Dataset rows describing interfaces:
◆ ◆ ◆ ◆
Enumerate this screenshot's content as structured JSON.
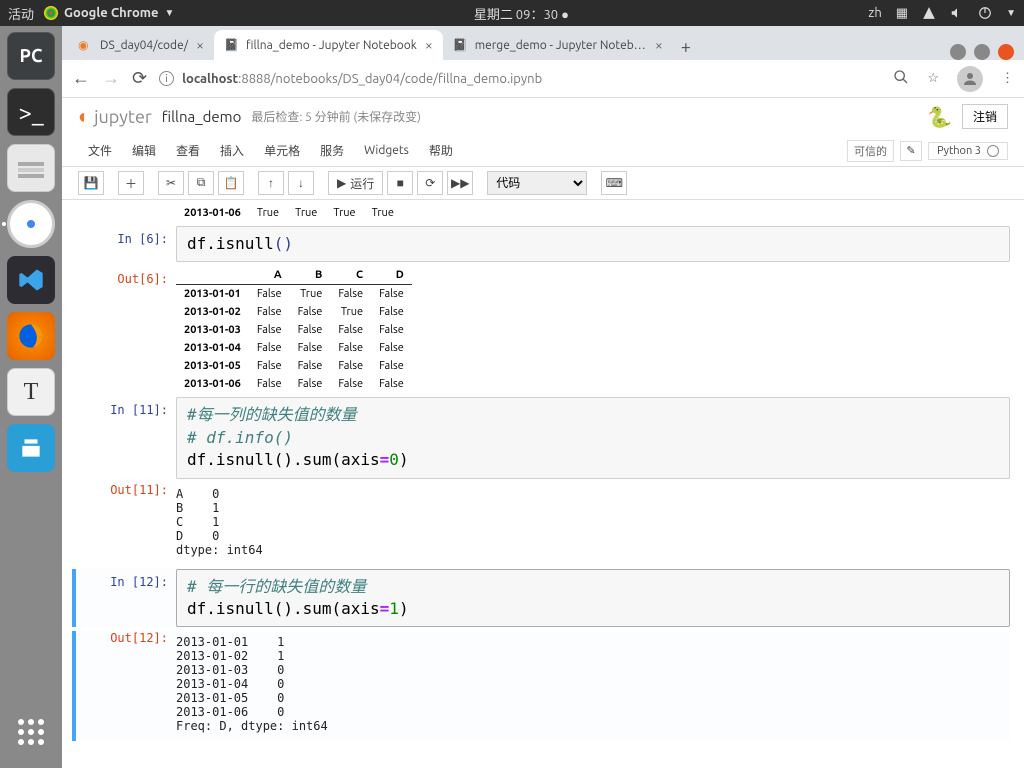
{
  "topbar": {
    "activities": "活动",
    "app_name": "Google Chrome",
    "datetime": "星期二 09：30",
    "lang": "zh"
  },
  "launcher": {
    "pycharm_label": "PC"
  },
  "chrome": {
    "tabs": [
      {
        "title": "DS_day04/code/",
        "favicon_color": "#f37626"
      },
      {
        "title": "fillna_demo - Jupyter Notebook",
        "favicon_color": "#f37626",
        "active": true
      },
      {
        "title": "merge_demo - Jupyter Notebook",
        "favicon_color": "#f37626"
      }
    ],
    "url_host": "localhost",
    "url_port": ":8888",
    "url_path": "/notebooks/DS_day04/code/fillna_demo.ipynb"
  },
  "jupyter": {
    "logo_text": "jupyter",
    "nb_title": "fillna_demo",
    "checkpoint": "最后检查: 5 分钟前",
    "unsaved": "(未保存改变)",
    "logout": "注销",
    "menus": [
      "文件",
      "编辑",
      "查看",
      "插入",
      "单元格",
      "服务",
      "Widgets",
      "帮助"
    ],
    "trusted": "可信的",
    "kernel": "Python 3",
    "run_label": "运行",
    "cell_type": "代码"
  },
  "cells": {
    "partial_out_row": {
      "date": "2013-01-06",
      "A": "True",
      "B": "True",
      "C": "True",
      "D": "True"
    },
    "c6": {
      "in_prompt": "In [6]:",
      "out_prompt": "Out[6]:",
      "code": "df.isnull()",
      "table": {
        "cols": [
          "A",
          "B",
          "C",
          "D"
        ],
        "rows": [
          {
            "idx": "2013-01-01",
            "v": [
              "False",
              "True",
              "False",
              "False"
            ]
          },
          {
            "idx": "2013-01-02",
            "v": [
              "False",
              "False",
              "True",
              "False"
            ]
          },
          {
            "idx": "2013-01-03",
            "v": [
              "False",
              "False",
              "False",
              "False"
            ]
          },
          {
            "idx": "2013-01-04",
            "v": [
              "False",
              "False",
              "False",
              "False"
            ]
          },
          {
            "idx": "2013-01-05",
            "v": [
              "False",
              "False",
              "False",
              "False"
            ]
          },
          {
            "idx": "2013-01-06",
            "v": [
              "False",
              "False",
              "False",
              "False"
            ]
          }
        ]
      }
    },
    "c11": {
      "in_prompt": "In [11]:",
      "out_prompt": "Out[11]:",
      "comment1": "#每一列的缺失值的数量",
      "comment2": "# df.info()",
      "code_prefix": "df.isnull().sum(axis",
      "code_eq": "=",
      "code_arg": "0",
      "code_suffix": ")",
      "output": "A    0\nB    1\nC    1\nD    0\ndtype: int64"
    },
    "c12": {
      "in_prompt": "In [12]:",
      "out_prompt": "Out[12]:",
      "comment1": "# 每一行的缺失值的数量",
      "code_prefix": "df.isnull().sum(axis",
      "code_eq": "=",
      "code_arg": "1",
      "code_suffix": ")",
      "output": "2013-01-01    1\n2013-01-02    1\n2013-01-03    0\n2013-01-04    0\n2013-01-05    0\n2013-01-06    0\nFreq: D, dtype: int64"
    }
  }
}
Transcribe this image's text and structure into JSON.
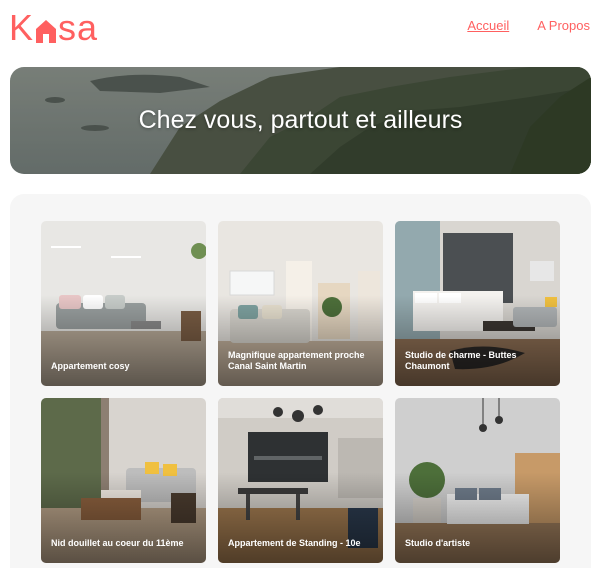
{
  "brand": {
    "logo_left": "K",
    "logo_right": "sa",
    "accent": "#ff6060"
  },
  "nav": {
    "items": [
      {
        "label": "Accueil",
        "active": true
      },
      {
        "label": "A Propos",
        "active": false
      }
    ]
  },
  "banner": {
    "title": "Chez vous, partout et ailleurs"
  },
  "gallery": {
    "cards": [
      {
        "title": "Appartement cosy"
      },
      {
        "title": "Magnifique appartement proche Canal Saint Martin"
      },
      {
        "title": "Studio de charme - Buttes Chaumont"
      },
      {
        "title": "Nid douillet au coeur du 11ème"
      },
      {
        "title": "Appartement de Standing - 10e"
      },
      {
        "title": "Studio d'artiste"
      }
    ]
  }
}
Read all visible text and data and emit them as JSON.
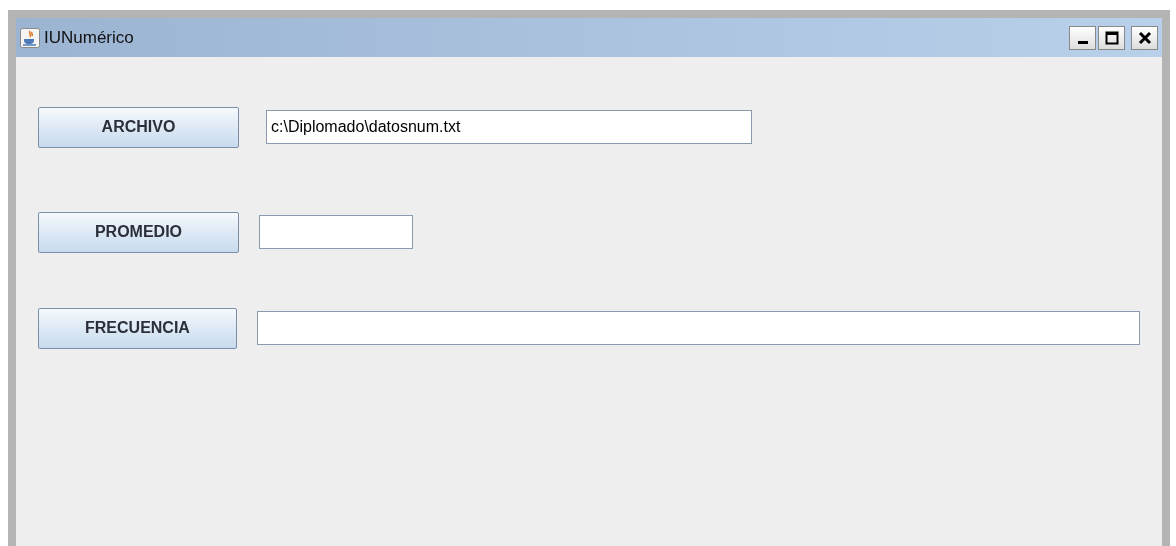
{
  "window": {
    "title": "IUNumérico"
  },
  "rows": [
    {
      "button": "ARCHIVO",
      "value": "c:\\Diplomado\\datosnum.txt"
    },
    {
      "button": "PROMEDIO",
      "value": ""
    },
    {
      "button": "FRECUENCIA",
      "value": ""
    }
  ]
}
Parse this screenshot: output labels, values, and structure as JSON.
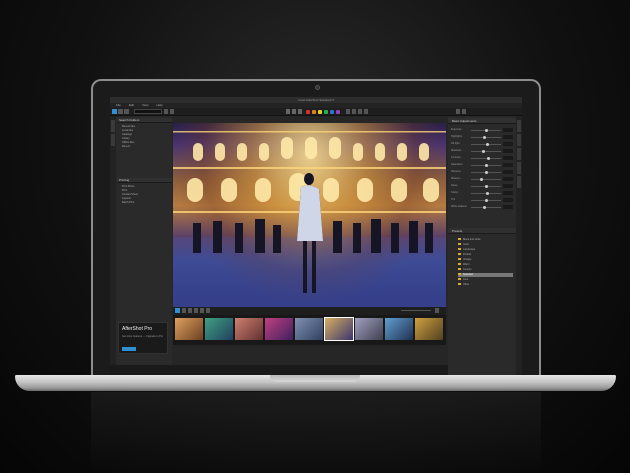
{
  "app": {
    "window_title": "Corel AfterShot Standard 3"
  },
  "menu": {
    "items": [
      "File",
      "Edit",
      "View",
      "Help"
    ]
  },
  "left_panel": {
    "browse_header": "Search Folders",
    "browse_items": [
      "Recent files",
      "Local files",
      "Catalogs",
      "Library",
      "Offline files",
      "Recent"
    ],
    "output_header": "Printing",
    "output_items": [
      "Print Photo",
      "Print",
      "Contact Sheet",
      "Layouts",
      "Batch Print"
    ]
  },
  "promo": {
    "title": "AfterShot Pro",
    "text": "Get more features — Upgrade to Pro"
  },
  "right_panel": {
    "header": "Basic Adjustments",
    "sliders": [
      {
        "label": "Exposure",
        "value": 0.5
      },
      {
        "label": "Highlights",
        "value": 0.45
      },
      {
        "label": "Fill light",
        "value": 0.55
      },
      {
        "label": "Shadows",
        "value": 0.4
      },
      {
        "label": "Contrast",
        "value": 0.6
      },
      {
        "label": "Saturation",
        "value": 0.5
      },
      {
        "label": "Vibrance",
        "value": 0.5
      },
      {
        "label": "Sharpen",
        "value": 0.35
      },
      {
        "label": "Noise",
        "value": 0.5
      },
      {
        "label": "Clarity",
        "value": 0.55
      },
      {
        "label": "Tint",
        "value": 0.5
      },
      {
        "label": "White balance",
        "value": 0.45
      }
    ],
    "presets_header": "Presets",
    "presets": [
      "Black and white",
      "Color",
      "Landscape",
      "Portrait",
      "Vintage",
      "Warm",
      "Custom",
      "Selected",
      "Cool",
      "Other"
    ],
    "presets_selected_index": 7
  },
  "colors": {
    "accent": "#2f8fd0",
    "label_colors": [
      "#d03030",
      "#e08020",
      "#e0d020",
      "#30b040",
      "#3070d0",
      "#9040c0"
    ]
  }
}
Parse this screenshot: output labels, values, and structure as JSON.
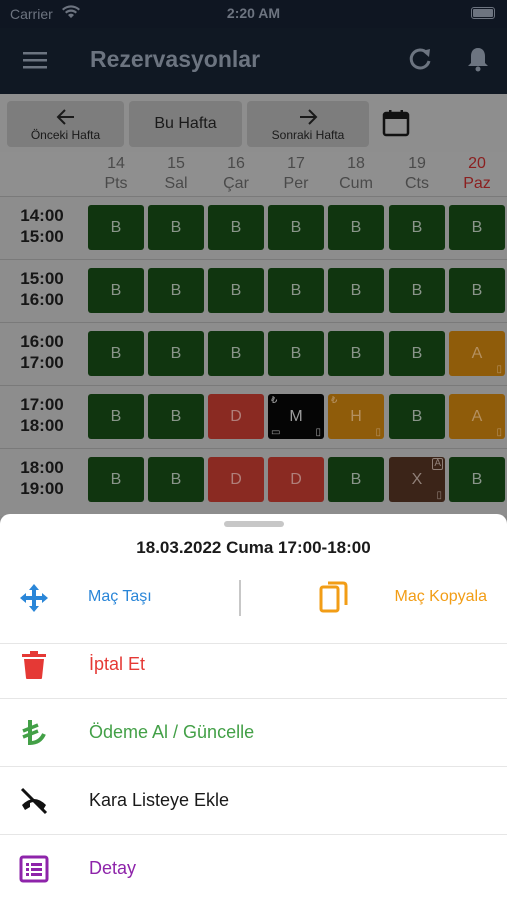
{
  "status_bar": {
    "carrier": "Carrier",
    "time": "2:20 AM"
  },
  "header": {
    "title": "Rezervasyonlar"
  },
  "week_nav": {
    "prev": "Önceki Hafta",
    "current": "Bu Hafta",
    "next": "Sonraki Hafta"
  },
  "days": [
    {
      "num": "14",
      "name": "Pts"
    },
    {
      "num": "15",
      "name": "Sal"
    },
    {
      "num": "16",
      "name": "Çar"
    },
    {
      "num": "17",
      "name": "Per"
    },
    {
      "num": "18",
      "name": "Cum"
    },
    {
      "num": "19",
      "name": "Cts"
    },
    {
      "num": "20",
      "name": "Paz"
    }
  ],
  "slots": [
    {
      "start": "14:00",
      "end": "15:00",
      "cells": [
        {
          "t": "B",
          "c": "green"
        },
        {
          "t": "B",
          "c": "green"
        },
        {
          "t": "B",
          "c": "green"
        },
        {
          "t": "B",
          "c": "green"
        },
        {
          "t": "B",
          "c": "green"
        },
        {
          "t": "B",
          "c": "green"
        },
        {
          "t": "B",
          "c": "green"
        }
      ]
    },
    {
      "start": "15:00",
      "end": "16:00",
      "cells": [
        {
          "t": "B",
          "c": "green"
        },
        {
          "t": "B",
          "c": "green"
        },
        {
          "t": "B",
          "c": "green"
        },
        {
          "t": "B",
          "c": "green"
        },
        {
          "t": "B",
          "c": "green"
        },
        {
          "t": "B",
          "c": "green"
        },
        {
          "t": "B",
          "c": "green"
        }
      ]
    },
    {
      "start": "16:00",
      "end": "17:00",
      "cells": [
        {
          "t": "B",
          "c": "green"
        },
        {
          "t": "B",
          "c": "green"
        },
        {
          "t": "B",
          "c": "green"
        },
        {
          "t": "B",
          "c": "green"
        },
        {
          "t": "B",
          "c": "green"
        },
        {
          "t": "B",
          "c": "green"
        },
        {
          "t": "A",
          "c": "orange",
          "br": "▯"
        }
      ]
    },
    {
      "start": "17:00",
      "end": "18:00",
      "cells": [
        {
          "t": "B",
          "c": "green"
        },
        {
          "t": "B",
          "c": "green"
        },
        {
          "t": "D",
          "c": "red"
        },
        {
          "t": "M",
          "c": "black",
          "tl": "₺",
          "bl": "▭",
          "br": "▯"
        },
        {
          "t": "H",
          "c": "orange",
          "tl": "₺",
          "br": "▯"
        },
        {
          "t": "B",
          "c": "green"
        },
        {
          "t": "A",
          "c": "orange",
          "br": "▯"
        }
      ]
    },
    {
      "start": "18:00",
      "end": "19:00",
      "cells": [
        {
          "t": "B",
          "c": "green"
        },
        {
          "t": "B",
          "c": "green"
        },
        {
          "t": "D",
          "c": "red"
        },
        {
          "t": "D",
          "c": "red"
        },
        {
          "t": "B",
          "c": "green"
        },
        {
          "t": "X",
          "c": "brown",
          "tr": "A",
          "br": "▯"
        },
        {
          "t": "B",
          "c": "green"
        }
      ]
    }
  ],
  "sheet": {
    "title": "18.03.2022 Cuma 17:00-18:00",
    "move": "Maç Taşı",
    "copy": "Maç Kopyala",
    "cancel": "İptal Et",
    "payment": "Ödeme Al / Güncelle",
    "blacklist": "Kara Listeye Ekle",
    "detail": "Detay"
  },
  "colors": {
    "move": "#2a86d8",
    "copy": "#f29d16",
    "cancel": "#e53935",
    "payment": "#43a047",
    "blacklist": "#1a1a1a",
    "detail": "#8e24aa"
  }
}
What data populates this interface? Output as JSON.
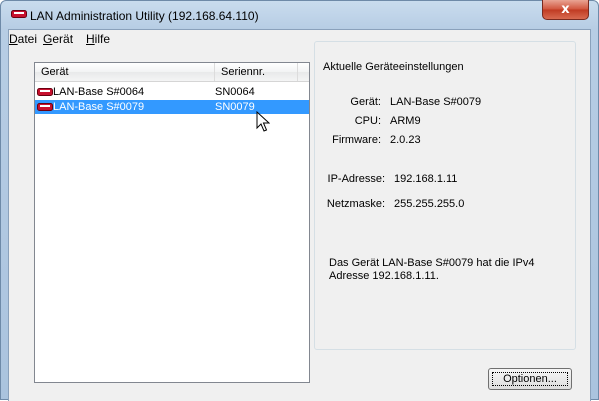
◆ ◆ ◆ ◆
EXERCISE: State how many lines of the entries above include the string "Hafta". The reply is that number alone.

WRITTEN ANSWER: 3